Shortly after Democratic presidential nominee Joe Biden chose Senator Kamala Harris, a Black woman, as his vice presidential running mate, President Trump — ostensibly in the White House briefing room to discuss the coronavirus, which has killed 171,000 Americans in just five months — called Sen. Harris “extraordinarily nasty,” adding that she was “probably nastier even than Pocahontas,” his racist, derogatory nickname for Sen. Elizabeth Warren.
And no one was surprised.
Like many Americans this pandemic summer, I have been reading and thinking about what it means to be a person of color in this country. Not a day has gone by that I have not pictured that white police officer’s knee on George Floyd’s neck as he called out for his mama. Not a day has gone by that I have not imagined the horror of Breonna Taylor’s slow and agonizing death after being shot multiple times, in her own apartment, by Louisville police, and the maddening delay in bringing her killers to justice. Not a day has gone by that I have not considered the overt racism — Charlottesville, the Muslim ban, brown children in cages at our southern border, branding Covid-19 the “China Virus,” and more — that has oozed like a venom from the occupant of the Oval Office.

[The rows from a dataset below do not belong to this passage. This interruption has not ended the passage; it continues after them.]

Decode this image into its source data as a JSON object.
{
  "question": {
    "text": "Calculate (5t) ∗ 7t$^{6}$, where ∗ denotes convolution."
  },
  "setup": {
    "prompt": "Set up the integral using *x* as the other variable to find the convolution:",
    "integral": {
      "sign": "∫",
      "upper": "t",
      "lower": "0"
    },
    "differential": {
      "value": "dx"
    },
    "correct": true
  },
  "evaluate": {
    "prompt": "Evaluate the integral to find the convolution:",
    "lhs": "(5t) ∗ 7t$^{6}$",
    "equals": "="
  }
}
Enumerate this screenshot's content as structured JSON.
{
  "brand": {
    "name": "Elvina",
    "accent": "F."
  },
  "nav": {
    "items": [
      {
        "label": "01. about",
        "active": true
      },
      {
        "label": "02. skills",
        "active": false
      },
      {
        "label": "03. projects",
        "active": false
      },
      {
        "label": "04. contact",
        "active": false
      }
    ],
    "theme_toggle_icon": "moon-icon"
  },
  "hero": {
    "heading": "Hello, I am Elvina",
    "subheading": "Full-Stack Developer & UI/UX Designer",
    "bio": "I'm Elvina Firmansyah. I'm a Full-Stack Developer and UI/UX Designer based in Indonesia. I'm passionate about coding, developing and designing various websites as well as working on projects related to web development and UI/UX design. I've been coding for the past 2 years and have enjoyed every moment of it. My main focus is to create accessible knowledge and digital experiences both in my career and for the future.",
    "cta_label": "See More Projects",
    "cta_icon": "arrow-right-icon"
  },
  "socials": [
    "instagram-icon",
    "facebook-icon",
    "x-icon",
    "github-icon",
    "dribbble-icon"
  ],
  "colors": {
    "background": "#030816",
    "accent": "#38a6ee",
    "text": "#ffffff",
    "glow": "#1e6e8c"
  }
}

This summer, reading has served as both my education and my antivenin, and one of the most important books I’ve come across is “Caste: The Origins of Our Discontents,” by Pulitzer Prize winner Isabel Wilkerson.

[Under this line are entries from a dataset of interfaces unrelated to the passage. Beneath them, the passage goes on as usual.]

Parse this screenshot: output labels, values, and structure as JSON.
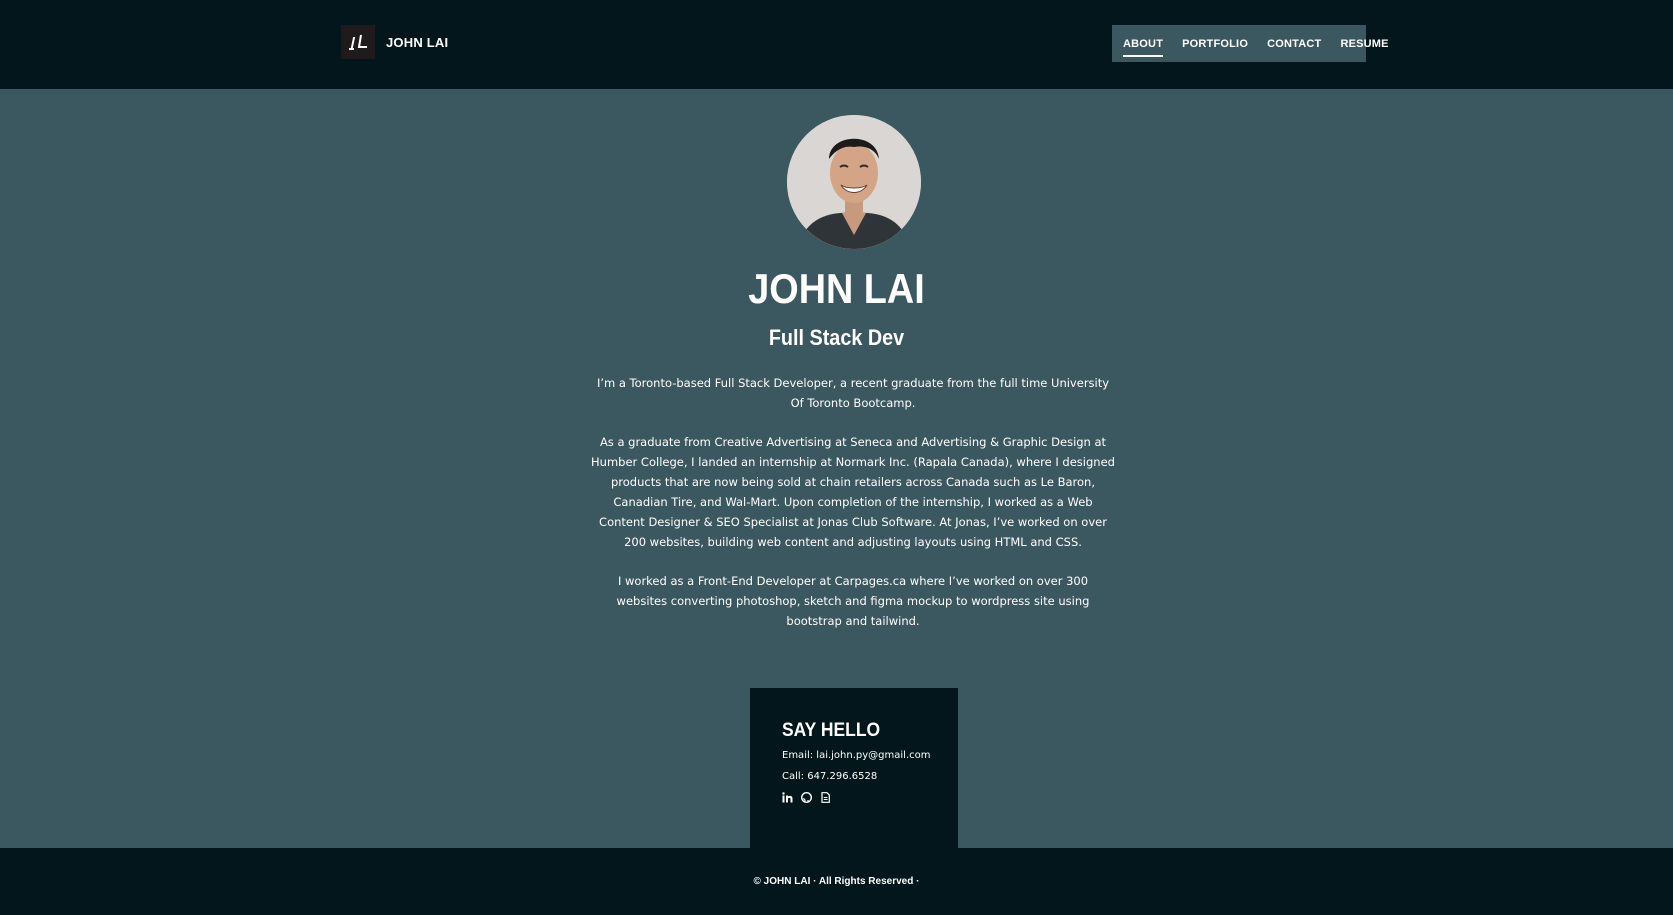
{
  "header": {
    "brand_name": "JOHN LAI",
    "logo_icon": "jl-monogram-icon",
    "nav": [
      {
        "label": "ABOUT",
        "active": true
      },
      {
        "label": "PORTFOLIO",
        "active": false
      },
      {
        "label": "CONTACT",
        "active": false
      },
      {
        "label": "RESUME",
        "active": false
      }
    ]
  },
  "hero": {
    "name": "JOHN LAI",
    "role": "Full Stack Dev",
    "bio": [
      "I’m a Toronto-based Full Stack Developer, a recent graduate from the full time University Of Toronto Bootcamp.",
      "As a graduate from Creative Advertising at Seneca and Advertising & Graphic Design at Humber College, I landed an internship at Normark Inc. (Rapala Canada), where I designed products that are now being sold at chain retailers across Canada such as Le Baron, Canadian Tire, and Wal-Mart. Upon completion of the internship, I worked as a Web Content Designer & SEO Specialist at Jonas Club Software. At Jonas, I’ve worked on over 200 websites, building web content and adjusting layouts using HTML and CSS.",
      "I worked as a Front-End Developer at Carpages.ca where I’ve worked on over 300 websites converting photoshop, sketch and figma mockup to wordpress site using bootstrap and tailwind."
    ]
  },
  "contact": {
    "title": "SAY HELLO",
    "email": "Email: lai.john.py@gmail.com",
    "phone": "Call: 647.296.6528",
    "icons": [
      "linkedin-icon",
      "github-icon",
      "resume-file-icon"
    ]
  },
  "footer": {
    "text": "© JOHN LAI · All Rights Reserved ·"
  },
  "colors": {
    "header_bg": "#02161b",
    "body_bg": "#3b5760",
    "nav_bg": "#3b5760",
    "text": "#ffffff"
  }
}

In Chapter 8, I learned that when Nazi bureaucrats met in Nuremberg in June 1934, “They were looking to move quickly with their plans for racial separation and purity, and knew that the United States was centuries ahead of them with their anti-miscegenation statutes and race-based immigration bans.” Hitler praised our “near genocide of Native Americans and the exiling to reservations of those who had survived,” and “the Nazis were impressed by the American custom of lynching its subordinate caste of African-Americans, having become aware of the ritual torture and mutilations that typically accompanied them. Hitler especially marveled at the American knack for maintaining an air of robust innocence in the wake of mass death.”
A mere 84 years later, and in the wake of the murders of George Floyd and Breonna Taylor, too many White Americans still maintain this air of robust innocence, all evidence to the contrary.

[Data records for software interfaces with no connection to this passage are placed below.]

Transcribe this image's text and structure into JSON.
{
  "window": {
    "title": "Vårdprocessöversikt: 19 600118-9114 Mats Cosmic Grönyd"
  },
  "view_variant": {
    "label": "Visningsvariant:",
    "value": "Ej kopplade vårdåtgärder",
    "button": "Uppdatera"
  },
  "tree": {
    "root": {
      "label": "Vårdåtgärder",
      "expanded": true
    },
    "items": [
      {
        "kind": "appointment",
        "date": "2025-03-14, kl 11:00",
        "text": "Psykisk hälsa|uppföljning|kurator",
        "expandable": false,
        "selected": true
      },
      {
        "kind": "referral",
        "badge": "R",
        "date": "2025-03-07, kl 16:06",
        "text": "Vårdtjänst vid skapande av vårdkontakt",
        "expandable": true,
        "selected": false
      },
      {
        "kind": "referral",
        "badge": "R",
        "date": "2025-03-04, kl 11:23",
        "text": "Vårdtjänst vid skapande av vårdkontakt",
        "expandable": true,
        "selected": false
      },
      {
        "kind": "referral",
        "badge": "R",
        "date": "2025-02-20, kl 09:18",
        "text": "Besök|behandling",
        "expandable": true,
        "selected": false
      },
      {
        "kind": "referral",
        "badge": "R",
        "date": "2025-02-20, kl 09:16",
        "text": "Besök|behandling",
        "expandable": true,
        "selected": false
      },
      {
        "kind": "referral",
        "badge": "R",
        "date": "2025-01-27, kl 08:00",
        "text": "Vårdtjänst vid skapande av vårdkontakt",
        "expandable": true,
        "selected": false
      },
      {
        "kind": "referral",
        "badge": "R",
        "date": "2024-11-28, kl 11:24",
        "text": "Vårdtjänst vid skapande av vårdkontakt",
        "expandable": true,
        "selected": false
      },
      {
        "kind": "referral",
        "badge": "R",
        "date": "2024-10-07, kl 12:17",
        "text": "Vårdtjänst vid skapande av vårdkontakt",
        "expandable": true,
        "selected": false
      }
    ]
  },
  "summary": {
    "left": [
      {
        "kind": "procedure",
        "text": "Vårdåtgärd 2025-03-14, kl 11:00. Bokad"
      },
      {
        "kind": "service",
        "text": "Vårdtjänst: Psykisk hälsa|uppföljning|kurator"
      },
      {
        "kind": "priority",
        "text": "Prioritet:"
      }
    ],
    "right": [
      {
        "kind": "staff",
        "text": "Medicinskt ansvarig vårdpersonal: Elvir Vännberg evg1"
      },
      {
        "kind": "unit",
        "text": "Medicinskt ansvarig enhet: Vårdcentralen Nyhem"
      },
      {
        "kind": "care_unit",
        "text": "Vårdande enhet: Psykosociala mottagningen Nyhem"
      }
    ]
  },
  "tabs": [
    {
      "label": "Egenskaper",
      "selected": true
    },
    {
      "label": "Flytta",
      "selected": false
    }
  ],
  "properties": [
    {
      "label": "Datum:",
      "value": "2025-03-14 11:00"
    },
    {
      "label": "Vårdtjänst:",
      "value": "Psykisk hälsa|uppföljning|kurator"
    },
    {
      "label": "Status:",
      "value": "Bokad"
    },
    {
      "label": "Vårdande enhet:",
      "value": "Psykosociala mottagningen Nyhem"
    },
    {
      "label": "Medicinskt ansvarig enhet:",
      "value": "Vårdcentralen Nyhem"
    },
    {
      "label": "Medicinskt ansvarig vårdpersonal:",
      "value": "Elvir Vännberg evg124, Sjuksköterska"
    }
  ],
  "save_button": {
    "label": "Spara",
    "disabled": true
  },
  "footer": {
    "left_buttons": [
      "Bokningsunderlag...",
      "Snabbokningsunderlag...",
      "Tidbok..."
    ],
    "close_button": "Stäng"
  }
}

Consider this: On July 5, the New York Times reported “Latino and African-American residents of the United States have been three times as likely to become infected as their white neighbors,” and “Black and Latino people have been nearly twice as likely to die from the virus as white people, the data shows.” Could this be the reason our president — a man who declared neo-Nazis in Charlottesville “fine people” and whose gut reaction to a Black woman being nominated for vice president was to call her “nasty” and compare her derogatorily to “Pocahontas” — has no interest in a national plan to combat what he calls the “China virus?”
I often hear Trump voters dismiss the idea of systemic racism. George Floyd was killed by a police officer for allegedly trying to pass a counterfeit $20 bill. Breonna Taylor was shot to death by police inside her apartment on March 13, the same week we went on Covid-19 lockdown, and her killers have still not been brought to justice. As of this writing, 171,000 Americans have died from Covid-19, and those deaths are disproportionately people of color.
If this is not systemic, what is?
Some weeks from now, Americans will vote to decide if Donald Trump deserves another venomous four years. What example will we set as the world looks on? Another literal guidebook for Nazi-like regimes, as in 1934, or something new and, in a word, anti-racist?
I leave you with this chilling paragraph from Wilkerson’s book: “Hitler had risen as an outside agitator, a cult figure enamored of pageantry and rallies with parades of people carrying torches that an observer said looked like rivers of fire. Hitler saw himself as the voice of the [people], of their grievances and fears, especially those in the rural districts, as God’s chosen savior, running on instinct. He had never held elected office before.”
In November, let’s vote for the democratic America we profess to be. The world will be watching.
If you’re looking for books on race, I’ve recently read and loved the following:
Caste: The Origins of Our Discontents — Isabel Wilkerson (non-fiction)
Real American — Julie Lythcott-Haims (memoir)
Citizen — Claudia Rankine (memoir)
How to be an Anti-Racist — Ibram X. Kendi (memoir)
The Nickel Boys — Colson Whitehead (fiction)
Brother, I’m Dying — Edwidge Danticat (memoir)
Between the World and Me — Ta’nehisi Coates (memoir)